The Design and Technology Association ran inset sessions to help teachers understand what was for many a new idea. And many teachers have since taught pupils at both KS3 and KS4 about biomimicry, particularly how designers have used it as a creative product design tool. At its most basic the development of webbed gloves and flippers to aid swimming (biomimicking a frog) and more sophisticated the use of corrugated card for a cycle helmet based on the bone structure in a woodpecker’s skull. And of course it’s possible to view the circular economy as a systems approach based on biomimicry that can be used to move the world away from a destructive linear economy.
Underlying this appears to be the idea of biomimicry as a benign design tool; one that can only be used for good with few if any harmful consequences. But this view misrepresents nature and the constant struggle between and within species for survival. This was made very apparent to me when I read Kill Decision by Daniel Suarez. It’s a rollicking good read but I won’t go into too much detail as this will spoil the story for those who haven’t yet read this excellent piece of science fiction which borders very much on science fact. A key element of the story is to use biomimicry of weaver ants to develop swarms of lethal quadcopter drones that once unleashed can operate without human intervention and control. Weaver ants are able to communicate with one another by laying down and following pheromone trails which indicate the task to be accomplished be that foraging or territory defense. In the case of territory defense the trail will lead more and more ants to the sites where defense is necessary and even large intruders are soon overcome by the multitudes of smaller weaver ants that converge on the site. The brain power of individual weaver ants is of course very small but the colony achieves highly effective defense by getting large numbers in the right place at the right time to attack and kill the intruders. So imagine using biomimicry to transfer this ability to a swarm of drones, each drone with highly limited AI and equipped with simple but effective weapons.
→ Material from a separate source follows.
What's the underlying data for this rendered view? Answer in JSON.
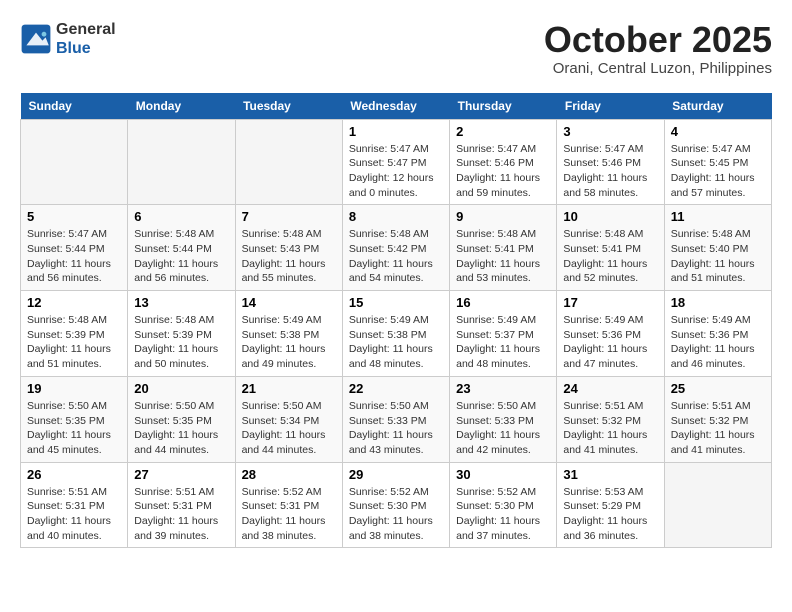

This led me to ponder the role of design strategies in general. In themselves they might be considered neutral in terms of being intrinsically good or bad but their use will of course depend on the intentions pursued by the designer. So the buck clearly stops with us humans. The case of robots and the intention to use them in warfare has led Noel Sharkey, Emeritus Professor of Artificial Intelligence and Robotics & Public Engagement University of Sheffield, to urge extreme caution and argue for international conventions to govern their development. So as always with design & technology we find ourselves in territory where values are as important if not more so than knowledge, understanding and skills.